Back in March of 2007 I gave one of my first public talks on Alfresco in Boston at what was then billed as the first public Alfresco meetup (at least in the US). My topic was “Alfresco as a Platform”. In looking back at the presentation I’m struck both by how much has stayed the same and by how much has changed.
Today I’ve added a post on Alfresco’s socialcontent.com blog entitled, “Alfresco as a Platform“. The post is probably preaching to the converted for many of the readers of my blog. My goal with the post is to encourage IT organizations to recognize the “capture, organize, and share” problem that everyone has and to address it with an IT-approved stack. I then identify the key innovations added over the life of the product–Web Scripts, CMIS, SharePoint/IMAP/SMTP, and Workflow–that make Alfresco a strong platform for content-centric applications, and therefore an excellent choice to be part of that stack.
Many of you have been in the Alfresco community for multiple years now. How has “Alfresco as a Platform” changed over time from your perspective? How has it stayed the same?
The Alfresco DevCon 2011 Registration page is up. Here is the official announcement, or just jump straight to the registration pages for the event your are interested in:
Alfresco DevCon 2011 Americas
Alfresco DevCon 2011 EMEA & APAC
Other relevant links:

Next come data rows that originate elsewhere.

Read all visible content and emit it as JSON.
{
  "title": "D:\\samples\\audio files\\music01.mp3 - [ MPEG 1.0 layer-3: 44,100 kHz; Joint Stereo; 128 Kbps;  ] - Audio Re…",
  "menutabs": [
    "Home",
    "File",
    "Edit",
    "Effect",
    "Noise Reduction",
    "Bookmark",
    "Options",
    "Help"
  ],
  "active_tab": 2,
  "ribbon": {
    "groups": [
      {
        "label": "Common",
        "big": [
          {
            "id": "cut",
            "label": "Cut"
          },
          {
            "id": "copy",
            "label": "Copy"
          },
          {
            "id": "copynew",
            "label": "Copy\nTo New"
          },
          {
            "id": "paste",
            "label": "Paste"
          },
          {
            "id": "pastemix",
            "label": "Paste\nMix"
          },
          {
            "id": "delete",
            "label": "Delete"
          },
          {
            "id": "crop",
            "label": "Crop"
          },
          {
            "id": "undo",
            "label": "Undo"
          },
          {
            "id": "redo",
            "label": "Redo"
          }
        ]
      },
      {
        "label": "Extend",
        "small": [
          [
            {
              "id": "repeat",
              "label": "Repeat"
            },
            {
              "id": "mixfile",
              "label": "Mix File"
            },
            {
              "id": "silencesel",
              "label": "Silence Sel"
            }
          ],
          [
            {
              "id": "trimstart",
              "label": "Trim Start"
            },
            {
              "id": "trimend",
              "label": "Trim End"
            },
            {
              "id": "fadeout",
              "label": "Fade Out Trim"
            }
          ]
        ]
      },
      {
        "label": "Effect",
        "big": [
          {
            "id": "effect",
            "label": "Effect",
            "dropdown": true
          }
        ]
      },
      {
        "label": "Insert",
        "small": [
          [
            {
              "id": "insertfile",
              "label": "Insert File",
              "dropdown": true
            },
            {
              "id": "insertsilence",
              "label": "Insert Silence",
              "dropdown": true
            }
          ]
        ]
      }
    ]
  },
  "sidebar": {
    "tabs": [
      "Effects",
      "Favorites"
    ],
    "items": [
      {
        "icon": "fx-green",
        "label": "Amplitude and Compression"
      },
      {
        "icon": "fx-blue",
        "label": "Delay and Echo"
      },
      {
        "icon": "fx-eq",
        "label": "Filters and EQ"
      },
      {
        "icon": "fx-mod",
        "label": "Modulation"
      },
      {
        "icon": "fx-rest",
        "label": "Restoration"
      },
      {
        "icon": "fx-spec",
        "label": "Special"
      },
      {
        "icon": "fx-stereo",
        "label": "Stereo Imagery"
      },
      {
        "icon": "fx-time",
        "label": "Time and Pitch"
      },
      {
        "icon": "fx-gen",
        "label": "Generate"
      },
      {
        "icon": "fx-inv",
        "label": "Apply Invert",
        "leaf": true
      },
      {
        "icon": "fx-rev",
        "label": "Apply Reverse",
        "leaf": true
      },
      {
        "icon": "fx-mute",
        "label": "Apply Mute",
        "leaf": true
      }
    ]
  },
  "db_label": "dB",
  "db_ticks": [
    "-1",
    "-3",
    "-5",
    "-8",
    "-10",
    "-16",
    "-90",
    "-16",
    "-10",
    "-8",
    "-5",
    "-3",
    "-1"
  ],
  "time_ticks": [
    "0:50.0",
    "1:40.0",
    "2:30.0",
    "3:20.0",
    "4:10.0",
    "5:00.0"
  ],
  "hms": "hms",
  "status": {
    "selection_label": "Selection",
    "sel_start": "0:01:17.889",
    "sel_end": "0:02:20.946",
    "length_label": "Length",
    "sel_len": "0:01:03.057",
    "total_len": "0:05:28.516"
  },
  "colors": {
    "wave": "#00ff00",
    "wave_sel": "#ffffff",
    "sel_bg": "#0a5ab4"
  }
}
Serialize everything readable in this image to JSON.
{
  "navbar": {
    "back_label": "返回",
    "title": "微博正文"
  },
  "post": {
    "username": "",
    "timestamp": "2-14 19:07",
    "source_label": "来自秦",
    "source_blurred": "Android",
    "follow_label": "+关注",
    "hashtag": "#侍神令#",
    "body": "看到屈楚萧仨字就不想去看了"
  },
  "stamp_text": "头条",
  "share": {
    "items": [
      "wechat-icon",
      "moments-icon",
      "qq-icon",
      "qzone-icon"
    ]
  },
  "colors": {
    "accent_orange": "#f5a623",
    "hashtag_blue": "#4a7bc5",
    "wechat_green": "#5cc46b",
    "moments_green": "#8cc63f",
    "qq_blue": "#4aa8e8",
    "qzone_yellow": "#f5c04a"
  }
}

I’ve just posted the official call for papers for Alfresco DevCon 2011. I know a lot of ecmarchitect.com readers have done some really cool things with Alfresco. This is a great opportunity for you to share those stories with the rest of us.
Also, let me know if there is anything significant missing from the proposed list of tracks, which is:

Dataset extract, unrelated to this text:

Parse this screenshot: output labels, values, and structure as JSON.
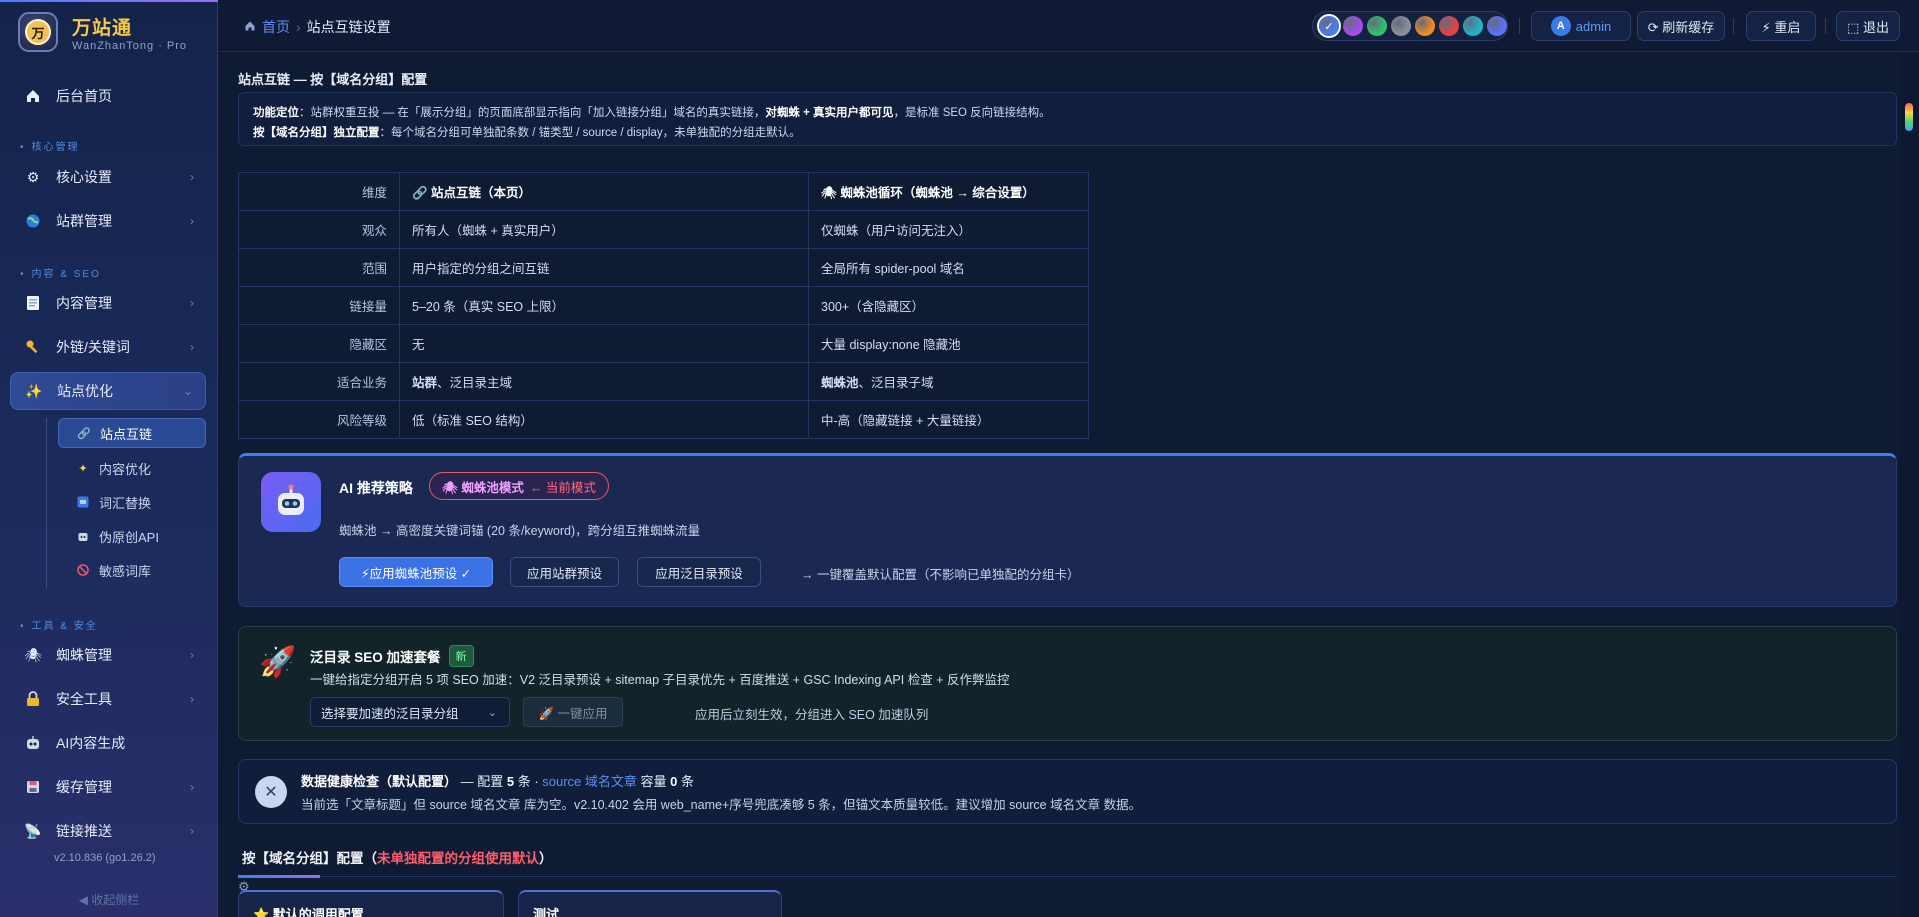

- Alfresco as a Platform
- Best Practices
- Customizing Alfresco
- Case Studies
- Building WCM Solutions with Alfresco
Just like last year, we’ll have three sessions running concurrently throughout the day. We’ll start Day 1 with opening remarks from me, then move right into a keynote from John Newton, which is always a crowd favorite. Then I was thinking it would be good to have a “What’s New in 4.0?” general session, then split into breakouts after that. The only other general session I could see us doing would be an Engineering Panel Discussion, maybe on the morning of Day 2.
Any and all feedback is welcome!
For most people, the decision as to whether or not they should attend Alfresco DevCon is an easy one, particularly for people who attended last year. For everyone else, I’ve put together this handy flowchart.
We’ve finally got everything settled around the cities, venues, and dates for our annual Alfresco DevCon. This year we will be in San Diego at the Hard Rock Hotel in the Gaslamp Quarter October 26th & 27th and in London at Prospero House in Central London November 9th & 10th.
In both cities, the two conference days will be preceded by a Training Day. So, if you want to take the Jump Start or Advanced training courses and attend the full conference, you’ll need to block out three days. If you are skipping Training Day, you’ll need to block out two days.
My official announcement is on the DevCon blog, here. You should get in the habit of following that blog for all DevCon related news. I’ll try to point you to additional posts on that blog as they happen, but that feels kind of redundant.
We’ll get registration turned on soon. And we’ll be sharing additional info around hotel and travel, so watch that blog.